The Prime Minister has made it clear that the investments we propose to embark on, such as AUKUS and FCAS, will mean that defence spending will reach 2.5% of GDP by the end of the decade. It is currently projected to reach 2.3% of GDP this year. We constantly assess the threat and our ability to respond to it, which is a responsible way to proceed.
My Lords, on Monday in the other place, while making a Statement, the Prime Minister was on more than one occasion asked a variant of the excellent question that the noble Lord, Lord Campbell of Pittenweem, asked. He never once answered the question but twice prayed in aid what he called the “gigantic” commitment we are making to the AUKUS agreement and how it will increase defence spending very considerably, taking it over the target of 2.5%—those are not the exact words but that is what he said. On
As the noble Lord is aware, AUKUS is subject to an 18-month scoping period, so Her Majesty’s Government cannot prejudge the outcome of that period. Similarly, in the advanced capabilities space, all working groups are currently in the initial phases. As that proceeds, we will have a clearer picture of what the UK contribution can be. Much the same can be said of FCAS. These are very significant projects.
My Lords, are there plans to deploy any of our existing naval forces to the Black Sea to facilitate some of the export of the large quantities of grain which at present are unable to move?
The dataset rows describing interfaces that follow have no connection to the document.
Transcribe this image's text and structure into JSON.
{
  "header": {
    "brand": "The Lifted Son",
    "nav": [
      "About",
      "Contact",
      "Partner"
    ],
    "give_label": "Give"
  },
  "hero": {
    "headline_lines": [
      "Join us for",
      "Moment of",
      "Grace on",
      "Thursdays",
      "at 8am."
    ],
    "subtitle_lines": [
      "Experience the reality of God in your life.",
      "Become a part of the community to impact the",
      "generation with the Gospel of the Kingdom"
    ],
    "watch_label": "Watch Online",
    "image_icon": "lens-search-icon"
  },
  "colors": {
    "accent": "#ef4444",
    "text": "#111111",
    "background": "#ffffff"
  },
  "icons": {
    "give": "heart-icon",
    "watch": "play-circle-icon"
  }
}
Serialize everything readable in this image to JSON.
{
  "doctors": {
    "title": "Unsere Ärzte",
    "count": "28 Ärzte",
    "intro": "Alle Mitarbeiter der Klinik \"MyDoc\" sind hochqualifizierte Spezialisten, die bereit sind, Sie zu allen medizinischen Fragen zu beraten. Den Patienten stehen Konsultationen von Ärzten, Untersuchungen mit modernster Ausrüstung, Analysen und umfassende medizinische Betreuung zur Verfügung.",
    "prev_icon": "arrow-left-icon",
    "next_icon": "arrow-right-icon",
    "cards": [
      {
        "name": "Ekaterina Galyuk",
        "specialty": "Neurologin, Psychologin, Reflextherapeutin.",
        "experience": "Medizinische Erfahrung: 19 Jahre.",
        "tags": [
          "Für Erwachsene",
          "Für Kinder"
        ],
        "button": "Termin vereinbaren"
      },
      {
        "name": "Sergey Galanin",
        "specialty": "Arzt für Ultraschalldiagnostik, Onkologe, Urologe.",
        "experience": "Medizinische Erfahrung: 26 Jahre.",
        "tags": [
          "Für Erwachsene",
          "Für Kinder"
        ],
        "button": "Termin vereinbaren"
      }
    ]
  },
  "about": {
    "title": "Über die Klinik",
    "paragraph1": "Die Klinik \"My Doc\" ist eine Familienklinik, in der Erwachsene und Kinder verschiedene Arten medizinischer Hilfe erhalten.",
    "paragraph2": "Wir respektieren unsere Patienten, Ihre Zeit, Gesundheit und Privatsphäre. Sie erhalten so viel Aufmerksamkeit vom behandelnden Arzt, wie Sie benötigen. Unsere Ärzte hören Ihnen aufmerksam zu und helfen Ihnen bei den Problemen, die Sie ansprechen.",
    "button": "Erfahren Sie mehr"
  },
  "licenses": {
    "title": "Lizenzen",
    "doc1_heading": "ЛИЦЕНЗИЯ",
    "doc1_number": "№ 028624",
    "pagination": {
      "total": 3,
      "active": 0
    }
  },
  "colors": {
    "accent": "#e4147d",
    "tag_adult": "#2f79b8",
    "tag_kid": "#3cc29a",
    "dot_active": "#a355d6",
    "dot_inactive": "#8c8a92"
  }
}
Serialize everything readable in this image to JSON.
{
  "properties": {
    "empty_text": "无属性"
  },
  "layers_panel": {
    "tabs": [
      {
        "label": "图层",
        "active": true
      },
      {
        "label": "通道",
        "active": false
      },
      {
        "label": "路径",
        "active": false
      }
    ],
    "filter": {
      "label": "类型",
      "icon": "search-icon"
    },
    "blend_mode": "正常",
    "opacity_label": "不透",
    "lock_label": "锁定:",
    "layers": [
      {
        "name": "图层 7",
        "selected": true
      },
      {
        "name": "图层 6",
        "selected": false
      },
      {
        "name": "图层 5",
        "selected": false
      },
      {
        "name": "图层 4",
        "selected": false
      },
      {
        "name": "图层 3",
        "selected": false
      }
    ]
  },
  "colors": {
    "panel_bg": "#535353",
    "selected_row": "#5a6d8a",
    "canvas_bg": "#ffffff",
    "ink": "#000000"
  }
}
My noble friend refers to an important issue: how we transport that grain, if possible. Discussions are taking place among the different partner countries as to what solutions there might be. There are no Royal Navy craft in the Black Sea. My noble friend will be aware that the Montreux convention governs maritime activity there, and that has been deployed by Turkey.
My Lords, was not the most welcome outcome of the Madrid summit NATO’s agreement to admit Finland and Sweden? Far from weakening NATO, Putin’s actions have strengthened it. Alongside that, is it not clear that we need to review the cuts to tank numbers, cuts to C130 transport planes and cuts of 10,000 troops? Is the chair of the Defence Select Committee not right when he says that 2.5% of GDP on defence spending by the end of the decade is too little, too late?
As the noble Lord is aware, people will have varying views on the appropriate percentage of GDP to spend on defence. We have laid down a clearly structured plan based on the integrated review and the defence Command Paper, and we regularly make available progress reports—for example, our annual review of the equipment plan—on where we are in the delivery of all that. We constantly assess need and identify and assess threat. We try to make sure that the two are aligned and that we meet the one with the other, and that is a sensible way to proceed.
My Lords, there is a theme on all sides of your Lordships’ House that perhaps 2.5% is insufficient—or at least can be overtaken by inflation, which is looking to move to double digits, and the exchange rate, which has gone down yet again today. What work are Her Majesty’s Government doing to ensure that the 2.5%, or whatever is spent on defence, will be adequate for everything the Government claim they will achieve?
As I have indicated to the Chamber, there is a regular assessment by the MoD of both the threat we have to meet and the means by which we meet it. For example, the equipment plan—a massive plan—is kept under constant review to ensure that it is delivering the capabilities required to let us deliver our strategic outcomes. Major changes are normally undertaken as part of a formal government-led review process, but the MoD conducts an annual review to ensure that capabilities are not just being delivered but are still the right ones to meet the evolving threat.